- [Exercise brief]
The lines to copy from the data below are those that hold the string "want".

- [Material supplied]

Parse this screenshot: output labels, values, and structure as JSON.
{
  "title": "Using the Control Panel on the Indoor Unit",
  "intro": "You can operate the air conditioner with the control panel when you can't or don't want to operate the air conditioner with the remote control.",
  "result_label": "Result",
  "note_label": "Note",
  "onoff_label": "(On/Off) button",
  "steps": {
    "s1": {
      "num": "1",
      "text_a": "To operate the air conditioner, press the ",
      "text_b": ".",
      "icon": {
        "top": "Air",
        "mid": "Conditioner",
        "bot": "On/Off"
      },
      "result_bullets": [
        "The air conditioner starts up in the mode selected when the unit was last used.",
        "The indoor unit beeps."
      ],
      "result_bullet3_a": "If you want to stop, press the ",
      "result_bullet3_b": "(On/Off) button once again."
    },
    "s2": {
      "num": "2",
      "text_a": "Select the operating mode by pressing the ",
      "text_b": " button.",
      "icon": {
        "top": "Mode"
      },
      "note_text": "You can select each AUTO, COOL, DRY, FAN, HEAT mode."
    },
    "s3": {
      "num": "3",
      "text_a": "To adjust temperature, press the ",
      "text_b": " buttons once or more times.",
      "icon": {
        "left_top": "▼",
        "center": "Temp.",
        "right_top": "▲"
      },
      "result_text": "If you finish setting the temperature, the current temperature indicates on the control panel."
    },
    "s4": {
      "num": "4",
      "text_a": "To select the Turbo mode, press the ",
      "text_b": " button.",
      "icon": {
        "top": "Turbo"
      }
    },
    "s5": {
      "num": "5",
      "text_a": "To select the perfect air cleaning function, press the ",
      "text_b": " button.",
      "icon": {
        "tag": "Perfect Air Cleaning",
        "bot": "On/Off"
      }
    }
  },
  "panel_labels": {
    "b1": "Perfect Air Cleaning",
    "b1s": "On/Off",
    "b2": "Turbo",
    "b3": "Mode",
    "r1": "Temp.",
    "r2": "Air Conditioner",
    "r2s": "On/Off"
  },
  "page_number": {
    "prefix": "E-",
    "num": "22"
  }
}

- [Answer below]
  "intro": "You can operate the air conditioner with the control panel when you can't or don't want to operate the air conditioner with the remote control.",
      "result_bullet3_a": "If you want to stop, press the ",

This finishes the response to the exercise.